▶ Aim of the task
Set the entries down once more, exactly as they are worded.

═══ Task input ═══

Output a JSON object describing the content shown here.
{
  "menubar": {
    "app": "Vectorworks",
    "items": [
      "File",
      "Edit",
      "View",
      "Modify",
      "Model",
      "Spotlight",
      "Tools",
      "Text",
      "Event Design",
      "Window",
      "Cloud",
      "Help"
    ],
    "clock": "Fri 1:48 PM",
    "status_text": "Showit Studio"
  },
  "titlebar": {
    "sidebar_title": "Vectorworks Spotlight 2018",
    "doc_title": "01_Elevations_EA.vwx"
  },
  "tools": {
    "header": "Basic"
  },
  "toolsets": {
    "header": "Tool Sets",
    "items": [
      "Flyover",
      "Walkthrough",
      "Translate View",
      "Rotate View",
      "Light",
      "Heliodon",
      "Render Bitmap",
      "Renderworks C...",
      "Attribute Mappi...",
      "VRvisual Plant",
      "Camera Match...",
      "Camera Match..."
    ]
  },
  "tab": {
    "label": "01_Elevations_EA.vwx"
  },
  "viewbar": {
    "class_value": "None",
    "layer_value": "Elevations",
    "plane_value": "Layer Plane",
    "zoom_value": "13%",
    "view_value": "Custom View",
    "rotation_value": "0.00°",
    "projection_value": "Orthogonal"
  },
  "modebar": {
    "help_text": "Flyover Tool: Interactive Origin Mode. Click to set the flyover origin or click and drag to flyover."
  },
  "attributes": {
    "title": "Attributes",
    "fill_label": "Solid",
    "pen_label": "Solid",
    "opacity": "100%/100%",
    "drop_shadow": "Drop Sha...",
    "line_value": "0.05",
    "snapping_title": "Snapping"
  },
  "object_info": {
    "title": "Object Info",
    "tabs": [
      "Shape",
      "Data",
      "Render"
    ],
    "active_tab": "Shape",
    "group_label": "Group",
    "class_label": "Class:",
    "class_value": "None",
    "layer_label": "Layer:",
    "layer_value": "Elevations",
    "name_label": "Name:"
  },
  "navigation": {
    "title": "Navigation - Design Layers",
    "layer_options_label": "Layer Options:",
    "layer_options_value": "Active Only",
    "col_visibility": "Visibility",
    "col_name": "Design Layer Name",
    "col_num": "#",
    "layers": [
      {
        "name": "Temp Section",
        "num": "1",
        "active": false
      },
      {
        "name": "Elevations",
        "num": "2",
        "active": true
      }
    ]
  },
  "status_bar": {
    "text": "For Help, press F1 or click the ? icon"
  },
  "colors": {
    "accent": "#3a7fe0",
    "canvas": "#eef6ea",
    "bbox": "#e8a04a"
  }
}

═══

▶ Written answer
Output a JSON object describing the content shown here.
{
  "menubar": {
    "app": "Vectorworks",
    "items": [
      "File",
      "Edit",
      "View",
      "Modify",
      "Model",
      "Spotlight",
      "Tools",
      "Text",
      "Event Design",
      "Window",
      "Cloud",
      "Help"
    ],
    "clock": "Fri 1:48 PM",
    "status_text": "Showit Studio"
  },
  "titlebar": {
    "sidebar_title": "Vectorworks Spotlight 2018",
    "doc_title": "01_Elevations_EA.vwx"
  },
  "tools": {
    "header": "Basic"
  },
  "toolsets": {
    "header": "Tool Sets",
    "items": [
      "Flyover",
      "Walkthrough",
      "Translate View",
      "Rotate View",
      "Light",
      "Heliodon",
      "Render Bitmap",
      "Renderworks C...",
      "Attribute Mappi...",
      "VRvisual Plant",
      "Camera Match...",
      "Camera Match..."
    ]
  },
  "tab": {
    "label": "01_Elevations_EA.vwx"
  },
  "viewbar": {
    "class_value": "None",
    "layer_value": "Elevations",
    "plane_value": "Layer Plane",
    "zoom_value": "13%",
    "view_value": "Custom View",
    "rotation_value": "0.00°",
    "projection_value": "Orthogonal"
  },
  "modebar": {
    "help_text": "Flyover Tool: Interactive Origin Mode. Click to set the flyover origin or click and drag to flyover."
  },
  "attributes": {
    "title": "Attributes",
    "fill_label": "Solid",
    "pen_label": "Solid",
    "opacity": "100%/100%",
    "drop_shadow": "Drop Sha...",
    "line_value": "0.05",
    "snapping_title": "Snapping"
  },
  "object_info": {
    "title": "Object Info",
    "tabs": [
      "Shape",
      "Data",
      "Render"
    ],
    "active_tab": "Shape",
    "group_label": "Group",
    "class_label": "Class:",
    "class_value": "None",
    "layer_label": "Layer:",
    "layer_value": "Elevations",
    "name_label": "Name:"
  },
  "navigation": {
    "title": "Navigation - Design Layers",
    "layer_options_label": "Layer Options:",
    "layer_options_value": "Active Only",
    "col_visibility": "Visibility",
    "col_name": "Design Layer Name",
    "col_num": "#",
    "layers": [
      {
        "name": "Temp Section",
        "num": "1",
        "active": false
      },
      {
        "name": "Elevations",
        "num": "2",
        "active": true
      }
    ]
  },
  "status_bar": {
    "text": "For Help, press F1 or click the ? icon"
  },
  "colors": {
    "accent": "#3a7fe0",
    "canvas": "#eef6ea",
    "bbox": "#e8a04a"
  }
}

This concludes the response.